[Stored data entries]
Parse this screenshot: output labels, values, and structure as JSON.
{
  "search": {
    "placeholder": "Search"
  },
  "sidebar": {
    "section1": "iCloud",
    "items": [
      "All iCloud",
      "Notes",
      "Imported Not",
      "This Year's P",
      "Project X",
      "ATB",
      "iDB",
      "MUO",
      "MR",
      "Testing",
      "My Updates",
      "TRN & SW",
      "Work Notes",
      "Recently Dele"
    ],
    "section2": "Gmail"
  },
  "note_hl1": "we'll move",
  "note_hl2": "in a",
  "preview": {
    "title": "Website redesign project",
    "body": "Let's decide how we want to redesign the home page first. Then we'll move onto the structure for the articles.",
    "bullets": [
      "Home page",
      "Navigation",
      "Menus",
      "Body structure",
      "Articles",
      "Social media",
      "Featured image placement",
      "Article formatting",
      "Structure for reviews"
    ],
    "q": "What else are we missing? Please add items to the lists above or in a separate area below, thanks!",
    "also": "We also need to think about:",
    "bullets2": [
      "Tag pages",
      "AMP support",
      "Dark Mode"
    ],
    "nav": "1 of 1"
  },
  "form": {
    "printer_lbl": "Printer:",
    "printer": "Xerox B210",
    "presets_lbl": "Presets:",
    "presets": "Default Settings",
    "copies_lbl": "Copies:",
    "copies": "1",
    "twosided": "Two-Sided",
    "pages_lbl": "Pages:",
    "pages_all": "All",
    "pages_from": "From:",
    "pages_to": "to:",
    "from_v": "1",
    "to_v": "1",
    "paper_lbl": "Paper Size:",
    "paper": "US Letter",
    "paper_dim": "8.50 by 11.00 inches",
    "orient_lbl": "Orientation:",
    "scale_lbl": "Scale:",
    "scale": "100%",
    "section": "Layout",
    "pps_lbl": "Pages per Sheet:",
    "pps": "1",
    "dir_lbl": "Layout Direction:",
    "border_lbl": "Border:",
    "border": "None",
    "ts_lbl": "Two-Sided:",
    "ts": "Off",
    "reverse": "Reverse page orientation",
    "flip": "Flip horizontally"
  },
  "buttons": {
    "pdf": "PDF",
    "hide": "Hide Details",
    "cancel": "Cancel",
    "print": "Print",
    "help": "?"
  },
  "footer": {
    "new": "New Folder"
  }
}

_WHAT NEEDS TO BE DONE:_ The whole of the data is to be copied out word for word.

_WRITTEN RESPONSE:_
Parse this screenshot: output labels, values, and structure as JSON.
{
  "search": {
    "placeholder": "Search"
  },
  "sidebar": {
    "section1": "iCloud",
    "items": [
      "All iCloud",
      "Notes",
      "Imported Not",
      "This Year's P",
      "Project X",
      "ATB",
      "iDB",
      "MUO",
      "MR",
      "Testing",
      "My Updates",
      "TRN & SW",
      "Work Notes",
      "Recently Dele"
    ],
    "section2": "Gmail"
  },
  "note_hl1": "we'll move",
  "note_hl2": "in a",
  "preview": {
    "title": "Website redesign project",
    "body": "Let's decide how we want to redesign the home page first. Then we'll move onto the structure for the articles.",
    "bullets": [
      "Home page",
      "Navigation",
      "Menus",
      "Body structure",
      "Articles",
      "Social media",
      "Featured image placement",
      "Article formatting",
      "Structure for reviews"
    ],
    "q": "What else are we missing? Please add items to the lists above or in a separate area below, thanks!",
    "also": "We also need to think about:",
    "bullets2": [
      "Tag pages",
      "AMP support",
      "Dark Mode"
    ],
    "nav": "1 of 1"
  },
  "form": {
    "printer_lbl": "Printer:",
    "printer": "Xerox B210",
    "presets_lbl": "Presets:",
    "presets": "Default Settings",
    "copies_lbl": "Copies:",
    "copies": "1",
    "twosided": "Two-Sided",
    "pages_lbl": "Pages:",
    "pages_all": "All",
    "pages_from": "From:",
    "pages_to": "to:",
    "from_v": "1",
    "to_v": "1",
    "paper_lbl": "Paper Size:",
    "paper": "US Letter",
    "paper_dim": "8.50 by 11.00 inches",
    "orient_lbl": "Orientation:",
    "scale_lbl": "Scale:",
    "scale": "100%",
    "section": "Layout",
    "pps_lbl": "Pages per Sheet:",
    "pps": "1",
    "dir_lbl": "Layout Direction:",
    "border_lbl": "Border:",
    "border": "None",
    "ts_lbl": "Two-Sided:",
    "ts": "Off",
    "reverse": "Reverse page orientation",
    "flip": "Flip horizontally"
  },
  "buttons": {
    "pdf": "PDF",
    "hide": "Hide Details",
    "cancel": "Cancel",
    "print": "Print",
    "help": "?"
  },
  "footer": {
    "new": "New Folder"
  }
}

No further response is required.